_What you should do_: Please filter the entries for the word "computers" and copy every line that has it.
========================
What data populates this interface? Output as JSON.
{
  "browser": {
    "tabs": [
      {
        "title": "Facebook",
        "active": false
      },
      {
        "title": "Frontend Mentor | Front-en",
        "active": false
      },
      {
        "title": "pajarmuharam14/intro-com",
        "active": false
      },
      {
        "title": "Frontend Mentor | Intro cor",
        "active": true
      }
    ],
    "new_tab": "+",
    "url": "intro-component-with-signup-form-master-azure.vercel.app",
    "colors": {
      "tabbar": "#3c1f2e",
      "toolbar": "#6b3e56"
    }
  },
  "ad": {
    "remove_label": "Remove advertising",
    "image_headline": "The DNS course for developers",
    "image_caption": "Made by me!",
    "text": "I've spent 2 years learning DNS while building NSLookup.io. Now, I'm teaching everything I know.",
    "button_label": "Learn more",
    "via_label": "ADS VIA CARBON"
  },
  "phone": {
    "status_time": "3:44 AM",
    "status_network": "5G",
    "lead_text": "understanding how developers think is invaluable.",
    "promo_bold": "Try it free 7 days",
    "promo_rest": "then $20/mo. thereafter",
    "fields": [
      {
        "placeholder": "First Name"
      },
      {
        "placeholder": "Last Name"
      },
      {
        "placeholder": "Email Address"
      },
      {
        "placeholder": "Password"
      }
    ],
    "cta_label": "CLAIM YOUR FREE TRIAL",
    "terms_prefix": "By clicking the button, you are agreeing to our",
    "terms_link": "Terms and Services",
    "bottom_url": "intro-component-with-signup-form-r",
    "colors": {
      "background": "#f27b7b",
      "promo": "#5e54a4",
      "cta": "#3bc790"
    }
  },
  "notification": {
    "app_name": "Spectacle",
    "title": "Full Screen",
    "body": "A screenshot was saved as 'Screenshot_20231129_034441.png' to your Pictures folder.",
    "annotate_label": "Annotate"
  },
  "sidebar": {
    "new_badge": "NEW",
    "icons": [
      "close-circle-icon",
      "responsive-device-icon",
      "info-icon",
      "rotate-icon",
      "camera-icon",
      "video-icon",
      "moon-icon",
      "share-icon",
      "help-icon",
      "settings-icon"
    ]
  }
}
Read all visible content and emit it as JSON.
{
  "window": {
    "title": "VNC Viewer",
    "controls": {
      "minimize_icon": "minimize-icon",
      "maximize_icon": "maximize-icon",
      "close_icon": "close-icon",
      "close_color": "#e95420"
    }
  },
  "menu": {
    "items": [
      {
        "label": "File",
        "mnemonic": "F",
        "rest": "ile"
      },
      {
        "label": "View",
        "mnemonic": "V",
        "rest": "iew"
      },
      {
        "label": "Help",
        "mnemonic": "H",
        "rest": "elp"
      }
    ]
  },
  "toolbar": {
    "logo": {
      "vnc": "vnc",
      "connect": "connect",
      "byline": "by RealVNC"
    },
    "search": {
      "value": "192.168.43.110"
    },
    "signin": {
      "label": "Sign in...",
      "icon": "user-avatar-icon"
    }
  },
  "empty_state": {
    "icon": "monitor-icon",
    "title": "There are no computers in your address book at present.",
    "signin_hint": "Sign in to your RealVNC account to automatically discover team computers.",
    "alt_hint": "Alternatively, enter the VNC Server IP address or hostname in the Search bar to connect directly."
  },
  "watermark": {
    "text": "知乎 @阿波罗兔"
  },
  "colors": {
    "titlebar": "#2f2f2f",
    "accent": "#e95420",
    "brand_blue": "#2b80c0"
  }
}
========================
_Task response_:
    "title": "There are no computers in your address book at present.",
    "signin_hint": "Sign in to your RealVNC account to automatically discover team computers.",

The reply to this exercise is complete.